Trading Standards for Online Shopping
Customers who purchase goods or services online are protected by the Sale of Goods Act and the Supply of Good and Services Act, just as those who shop on the high street, but they also have additional rights that are provided by the Consumer Protection (Distance Selling) Regulations 2000 and by the Consumer Contracts (Information, Cancellation and Additional Charges) Regulations 2013. These cover any purchase that is made without face to face contact, including purchases made using the Internet. These extra legal rights apply to both new and second hand goods.
Purchases that are not covered by the regulations
There is a list of purchases that are exempt from the Consumer Contracts (Information, Cancellation and Additional Charges) Regulations 2013. These include financial services, package holidays, gambling and property purchase or rental.
Customers must be given pre-contract information with a clear description of the goods or services provided before the purchase is made. They must also receive contract information after they have made a purchase. Any additional payments, such as insurance policies, must not be shown as pre-ticked boxes but must be expressly agreed. Any phone calls to a trader about the contract must not be charged at more than a basic rate. Pre-contract information is not a requirement for passenger transport services such as air tickets or train tickets, or for any NHS products or services, whether free or on prescription.
Certain pieces of information about the trader must be provided in an easily accessible way. These include their full business name, their geographical address, email address, VAT number and any professional qualifications and trade association memberships. Prices displayed must be clear and include delivery costs and tax information. If the order is being placed using an electronic device that cannot display all this information, it must be available elsewhere, such as on a website.
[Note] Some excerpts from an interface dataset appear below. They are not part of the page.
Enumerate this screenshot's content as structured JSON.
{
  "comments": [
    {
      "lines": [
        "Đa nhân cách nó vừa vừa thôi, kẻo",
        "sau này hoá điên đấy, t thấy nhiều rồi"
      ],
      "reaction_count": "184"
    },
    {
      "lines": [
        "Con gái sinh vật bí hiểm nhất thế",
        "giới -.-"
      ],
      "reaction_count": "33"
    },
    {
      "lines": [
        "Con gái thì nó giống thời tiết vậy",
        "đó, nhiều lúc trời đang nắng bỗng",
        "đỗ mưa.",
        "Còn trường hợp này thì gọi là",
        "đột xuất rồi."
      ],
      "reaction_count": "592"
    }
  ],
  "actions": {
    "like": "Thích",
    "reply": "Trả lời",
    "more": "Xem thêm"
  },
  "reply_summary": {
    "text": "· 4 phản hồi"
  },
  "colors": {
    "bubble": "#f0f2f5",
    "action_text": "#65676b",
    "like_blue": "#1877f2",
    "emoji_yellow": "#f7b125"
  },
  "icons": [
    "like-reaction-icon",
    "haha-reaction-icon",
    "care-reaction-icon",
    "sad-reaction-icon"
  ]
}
The trader must give additional information when you place an order online, including the steps that are needed to finalise your contract with a clear indication of the point at which the customer is committed to buying the goods or services. There must be a facility to find and correct any errors in the information given by the customer, and if this is not provided, they have the right to rescind the contract. The trader must inform the consumer if they will be keeping the final contract and if they will give access to it, give details of relevant codes of conduct and terms and conditions and must specify the languages in which the contract can be finalised. An online order must be electronically acknowledged without too much delay, although if an electronic service is purchased, the delivery will count as an acknowledgement.
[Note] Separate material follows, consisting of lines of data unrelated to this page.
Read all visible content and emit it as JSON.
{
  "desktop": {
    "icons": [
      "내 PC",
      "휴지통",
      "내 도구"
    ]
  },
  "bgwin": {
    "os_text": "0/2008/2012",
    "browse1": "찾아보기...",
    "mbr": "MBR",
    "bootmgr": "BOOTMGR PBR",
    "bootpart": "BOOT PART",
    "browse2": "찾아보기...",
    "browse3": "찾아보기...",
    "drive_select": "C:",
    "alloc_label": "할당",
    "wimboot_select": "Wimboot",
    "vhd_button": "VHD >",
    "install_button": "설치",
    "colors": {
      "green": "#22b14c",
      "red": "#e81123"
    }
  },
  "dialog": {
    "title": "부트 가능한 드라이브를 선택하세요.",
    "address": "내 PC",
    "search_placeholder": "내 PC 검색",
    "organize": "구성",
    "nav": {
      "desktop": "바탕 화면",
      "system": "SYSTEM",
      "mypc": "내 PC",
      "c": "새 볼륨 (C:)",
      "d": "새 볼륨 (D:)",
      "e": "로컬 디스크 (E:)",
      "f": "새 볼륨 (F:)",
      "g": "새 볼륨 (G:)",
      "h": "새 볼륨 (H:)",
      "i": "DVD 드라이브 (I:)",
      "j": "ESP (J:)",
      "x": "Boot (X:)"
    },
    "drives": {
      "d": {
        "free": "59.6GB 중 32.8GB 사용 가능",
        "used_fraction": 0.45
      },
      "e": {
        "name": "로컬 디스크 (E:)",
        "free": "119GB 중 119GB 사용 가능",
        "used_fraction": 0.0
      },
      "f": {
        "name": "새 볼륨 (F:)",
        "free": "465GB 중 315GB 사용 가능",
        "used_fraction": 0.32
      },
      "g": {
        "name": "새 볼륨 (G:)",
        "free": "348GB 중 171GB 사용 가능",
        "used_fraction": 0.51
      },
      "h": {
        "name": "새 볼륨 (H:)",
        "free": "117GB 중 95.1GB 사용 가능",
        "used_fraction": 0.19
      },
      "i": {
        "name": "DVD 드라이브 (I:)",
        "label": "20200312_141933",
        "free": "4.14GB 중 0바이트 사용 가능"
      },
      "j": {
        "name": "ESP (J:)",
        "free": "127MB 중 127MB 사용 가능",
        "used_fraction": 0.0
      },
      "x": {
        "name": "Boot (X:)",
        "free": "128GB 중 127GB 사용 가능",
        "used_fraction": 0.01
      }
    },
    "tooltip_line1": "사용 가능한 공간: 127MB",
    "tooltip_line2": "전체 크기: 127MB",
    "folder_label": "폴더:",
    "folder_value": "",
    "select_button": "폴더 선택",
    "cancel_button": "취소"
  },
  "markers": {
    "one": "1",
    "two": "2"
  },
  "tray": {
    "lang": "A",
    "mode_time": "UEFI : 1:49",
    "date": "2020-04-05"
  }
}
If the required information is not given, the trader may have committed an offence and can be reported to Trading Standards.
Online purchases have a 14-day 'cooling off period' when the customer has the right to cancel at no charge and receive a refund. There are several exemptions that do not have a right to cancel, including:
- personalised goods or items that have been made to a specification
- vehicle rental
- restaurant bookings
- theatre tickets
- courier services
- goods that can deteriorate quickly, such as flowers or foodstuffs
- visits from traders to undertake urgent repairs or maintenance
- sealed goods that have been opened and cannot be returned for health and hygiene reasons
- sealed computer software, audio and video recording that have been opened after delivery
- digital content cannot be cancelled if it has been streamed or downloaded during the cancellation period, as long as the customer has clearly acknowledged this and given their express consent
The regulations give customers the right to have goods supplied within 30 days after the order is placed unless they agree to a different date. They are entitled to a refund if goods do not arrive by the agreed date, or within 30 days, as long as they have made the trader aware before making the contract that timing is essential. If unsolicited goods are delivered that have not been requested, the consumer has the right to keep these at no charge.
Online verification schemes
There are a number of schemes designed to reassure the consumer that the site they are purchasing from meets online trading standards, such as Trusted Shops and Verisign. An online shop that is certified by Trusted Shops will display the European Trustmark to show that they meet a set of criteria for quality and buyer protection and will offer a money-back guarantee regardless of the payment method. A site that displays a Verisign Trust Seal will have been verified by VeriSign as passing a daily malware scan, using encryption and displaying correct business information and is secured by a VeriSign SSL Certificate.